I quite like my existing phone
Despite Apple CEO Steve Jobs’ assertion that nobody likes their cell phone, I’m quite fond of mine — a Nokia e61. Prior to my Nokia, I used a Treo 650, which, in many respects, I liked even more. Both handsets feature a full QWERTY thumb-board, and for the most part can be operated one-handed. The Nokia e61 also features WiFi support and a very capable web browser (based on Apple’s own WebKit source code).
The iPhone lacks a thumb-board — instead a virtual keyboard is provided — and the multi-touch interface often requires the use of two hands: one to support the device, and the other hand to manipulate the screen.
Additionally, I have my Nokia e61 set up to work seamlessly with mobile versions of Gmail and Google Reader, my two main productivity apps. If it ain’t broke, don’t fix it.
The iPhone’s lack of 3G
If you’re going to have a mobile Internet device, especially in the UK, 3G support is a given. WiFi connections here are far from ubiquitous, and with carriers spending billions to build out 3G cell networks a few years ago, it seems almost criminal to launch an iPhone in the UK without 3G support — another reason to stick with my 3G-based Nokia e61, and opt to carry an additional device in the iPod Touch.
Despite its large and bright screen, as well as WiFi capability, I’ve found the battery life on the iPod Touch to be excellent. Having said that, I’m skeptical of any device’s ability to juggle the demands of cell-phone usage, web surfing and media playback — which is what the iPhone has to contend with. As Jobs himself is fond of saying, you don’t want your cell phone to give up just because you’ve watched too much video.
The multi-touch UI
Perhaps the most compelling reason to switch to an iPhone is to get your hands on the device’s multi-touch interface. In a product demo, Apple’s new UI has the “wow” factor but how will it stand up in everyday use? Since the iPod Touch runs the very same UI, I wouldn’t need to sign a new cell phone contract, just to find out.

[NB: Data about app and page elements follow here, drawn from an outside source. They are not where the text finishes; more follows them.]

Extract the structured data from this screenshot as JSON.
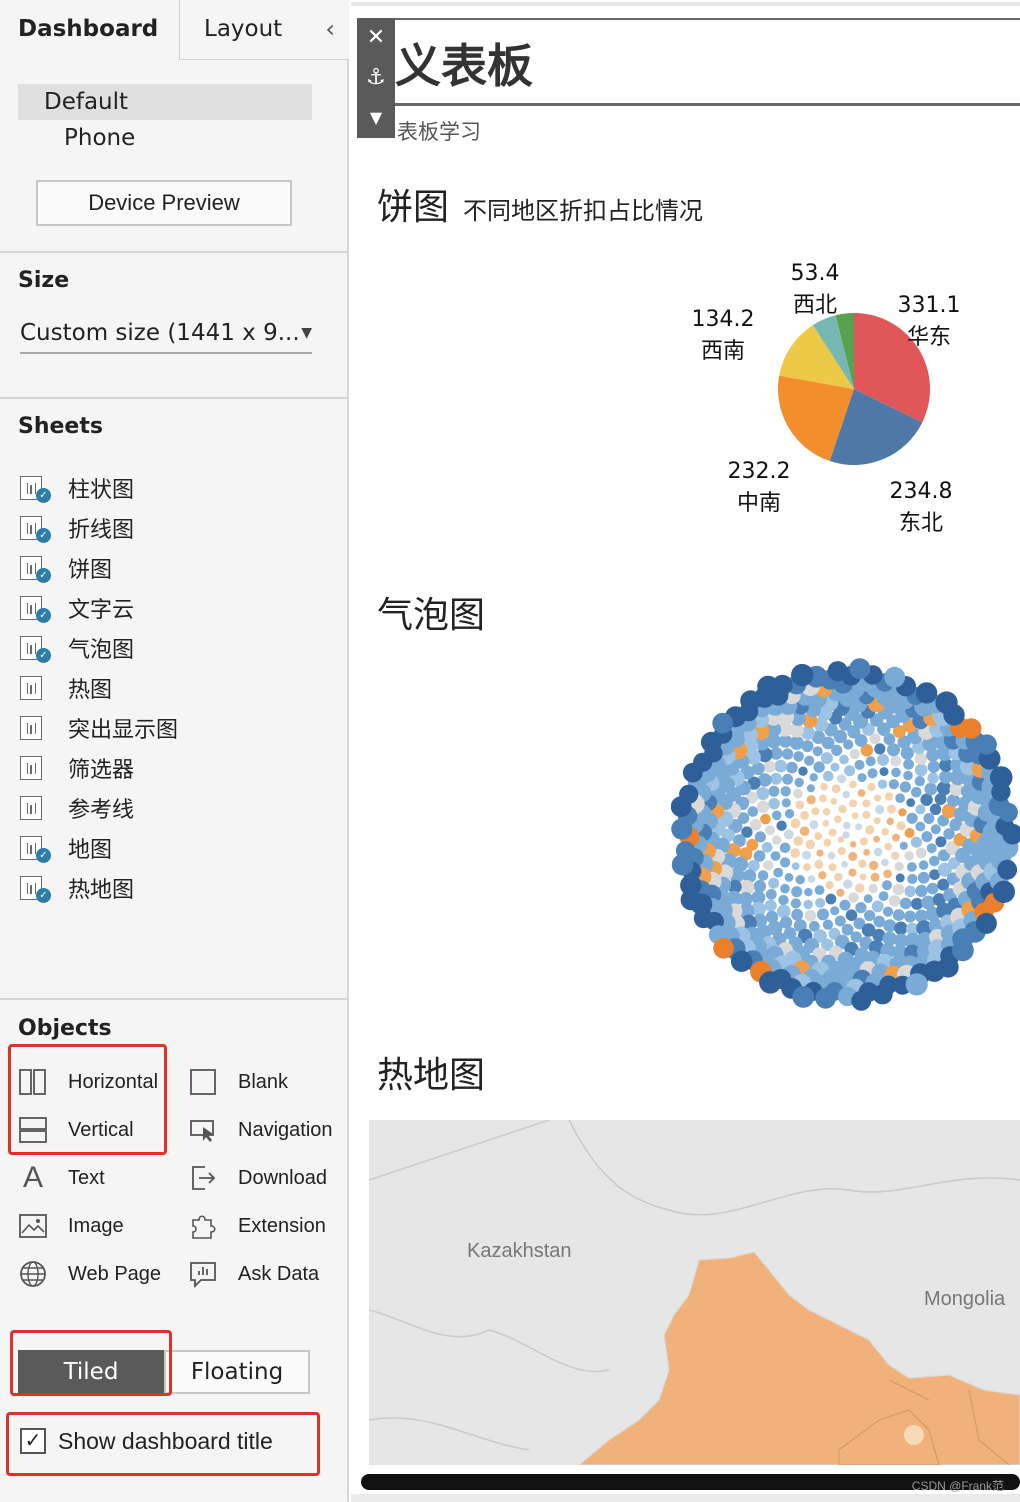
{
  "left_panel": {
    "tabs": [
      "Dashboard",
      "Layout"
    ],
    "collapse_icon": "chevron-left-icon",
    "device": {
      "default": "Default",
      "phone": "Phone",
      "preview_button": "Device Preview"
    },
    "size": {
      "title": "Size",
      "value": "Custom size (1441 x 9...",
      "arrow_icon": "caret-down-icon"
    },
    "sheets": {
      "title": "Sheets",
      "items": [
        {
          "label": "柱状图",
          "used": true
        },
        {
          "label": "折线图",
          "used": true
        },
        {
          "label": "饼图",
          "used": true
        },
        {
          "label": "文字云",
          "used": true
        },
        {
          "label": "气泡图",
          "used": true
        },
        {
          "label": "热图",
          "used": false
        },
        {
          "label": "突出显示图",
          "used": false
        },
        {
          "label": "筛选器",
          "used": false
        },
        {
          "label": "参考线",
          "used": false
        },
        {
          "label": "地图",
          "used": true
        },
        {
          "label": "热地图",
          "used": true
        }
      ]
    },
    "objects": {
      "title": "Objects",
      "items": [
        {
          "label": "Horizontal",
          "icon": "horizontal-container-icon"
        },
        {
          "label": "Blank",
          "icon": "blank-icon"
        },
        {
          "label": "Vertical",
          "icon": "vertical-container-icon"
        },
        {
          "label": "Navigation",
          "icon": "navigation-icon"
        },
        {
          "label": "Text",
          "icon": "text-icon"
        },
        {
          "label": "Download",
          "icon": "download-icon"
        },
        {
          "label": "Image",
          "icon": "image-icon"
        },
        {
          "label": "Extension",
          "icon": "extension-icon"
        },
        {
          "label": "Web Page",
          "icon": "web-page-icon"
        },
        {
          "label": "Ask Data",
          "icon": "ask-data-icon"
        }
      ]
    },
    "layout_mode": {
      "tiled": "Tiled",
      "floating": "Floating",
      "selected": "Tiled"
    },
    "show_title": {
      "label": "Show dashboard title",
      "checked": true
    }
  },
  "canvas": {
    "title": "义表板",
    "subtitle": "表板学习",
    "toolbar_icons": [
      "close-icon",
      "pin-icon",
      "caret-down-icon"
    ],
    "pie_title": "饼图",
    "pie_subtitle": "不同地区折扣占比情况",
    "bubble_title": "气泡图",
    "map_title": "热地图",
    "map_labels": {
      "kazakhstan": "Kazakhstan",
      "mongolia": "Mongolia"
    },
    "watermark": "CSDN @Frank范"
  },
  "chart_data": {
    "type": "pie",
    "categories": [
      "华东",
      "东北",
      "中南",
      "西南",
      "西北",
      "other"
    ],
    "values": [
      331.1,
      234.8,
      232.2,
      134.2,
      53.4,
      40
    ],
    "labels": [
      "331.1",
      "234.8",
      "232.2",
      "134.2",
      "53.4",
      ""
    ],
    "colors": [
      "#e15759",
      "#4e79a7",
      "#f28e2b",
      "#edc948",
      "#76b7b2",
      "#59a14f"
    ]
  }
}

For the most part, the multi-touch UI raises the bar significantly. I’ve seen people pick up the iPod Touch for the first time and navigate the device with virtually no learning curve. This is practically unheard of for a device that offers as much functionality as the Touch. However, I’m not convinced that its the “multi” (gestures) aspect of the touchscreen UI that makes it so intuitive, but rather just good usability in general, with clear and consistently labeled buttons and the minimum of on-screen options (usually just one) offered at any one time.
The Safari web browser
Another reason I considered purchasing an iPhone was to test first-hand the device’s version of Apple’s Safari web browser, especially with the launch of so many iPhone-optimized web applications. Again, the iPod Touch, to my surprise and delight, carries the same browser, and along with it, access to all those gorgeous web apps.
Hacking the iPod Touch
Having seen the iPhone “jail breaked” to run third-party applications, I knew the same would happen to the Touch — and indeed it has. While it’s dangerous to buy any device based on future software updates or hacks, I’m convinced that the best is yet to come for the iPhone and iPod Touch. With news that Apple will release a full SDK for both devices in February, this is now a certainty.
Although I’d never argue that the iPhone makes for a bad purchase (50% of Web 2.0 Summit attendees can’t be wrong, can they?), for me personally, the iPod Touch made more sense — and I’m generally very pleased with my decision.
Of note, one potential deal breaker for those considering switching to an iPhone in the UK, is the terms and conditions associated with O2’s inclusive data usage plan. The iPhone contract claims “unlimited” mobile Internet data, and access to WiFi hotspots through The Cloud. However, in this case, “unlimited” could mean a measly 200MB of data on O2’s network, and 60 hours of WiFi access, per-month.